== SOURCE RECORDS

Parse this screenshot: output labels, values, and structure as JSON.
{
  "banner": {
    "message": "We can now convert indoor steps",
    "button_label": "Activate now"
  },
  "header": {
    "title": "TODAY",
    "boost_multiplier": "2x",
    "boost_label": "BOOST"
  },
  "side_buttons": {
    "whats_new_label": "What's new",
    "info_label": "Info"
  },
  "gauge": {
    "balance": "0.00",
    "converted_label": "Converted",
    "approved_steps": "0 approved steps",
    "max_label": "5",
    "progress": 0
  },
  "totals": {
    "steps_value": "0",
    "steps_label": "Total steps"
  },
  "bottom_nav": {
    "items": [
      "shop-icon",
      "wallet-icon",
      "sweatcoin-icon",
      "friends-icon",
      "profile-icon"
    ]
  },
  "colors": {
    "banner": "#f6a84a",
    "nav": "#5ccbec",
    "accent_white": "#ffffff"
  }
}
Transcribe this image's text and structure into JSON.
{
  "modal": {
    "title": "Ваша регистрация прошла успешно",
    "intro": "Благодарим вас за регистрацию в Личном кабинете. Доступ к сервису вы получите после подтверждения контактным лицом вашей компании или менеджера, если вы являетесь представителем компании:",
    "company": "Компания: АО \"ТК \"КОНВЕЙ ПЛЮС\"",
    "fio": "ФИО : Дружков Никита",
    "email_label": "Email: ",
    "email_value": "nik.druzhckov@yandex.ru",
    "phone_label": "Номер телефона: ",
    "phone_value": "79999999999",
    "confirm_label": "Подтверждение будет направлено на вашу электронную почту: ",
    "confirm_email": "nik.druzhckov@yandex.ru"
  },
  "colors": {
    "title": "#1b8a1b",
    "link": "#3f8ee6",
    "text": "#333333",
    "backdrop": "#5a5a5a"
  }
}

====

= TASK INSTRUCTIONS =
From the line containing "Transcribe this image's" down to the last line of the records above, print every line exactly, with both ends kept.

= RESPONSE TO THIS TASK =
Transcribe this image's text and structure into JSON.
{
  "modal": {
    "title": "Ваша регистрация прошла успешно",
    "intro": "Благодарим вас за регистрацию в Личном кабинете. Доступ к сервису вы получите после подтверждения контактным лицом вашей компании или менеджера, если вы являетесь представителем компании:",
    "company": "Компания: АО \"ТК \"КОНВЕЙ ПЛЮС\"",
    "fio": "ФИО : Дружков Никита",
    "email_label": "Email: ",
    "email_value": "nik.druzhckov@yandex.ru",
    "phone_label": "Номер телефона: ",
    "phone_value": "79999999999",
    "confirm_label": "Подтверждение будет направлено на вашу электронную почту: ",
    "confirm_email": "nik.druzhckov@yandex.ru"
  },
  "colors": {
    "title": "#1b8a1b",
    "link": "#3f8ee6",
    "text": "#333333",
    "backdrop": "#5a5a5a"
  }
}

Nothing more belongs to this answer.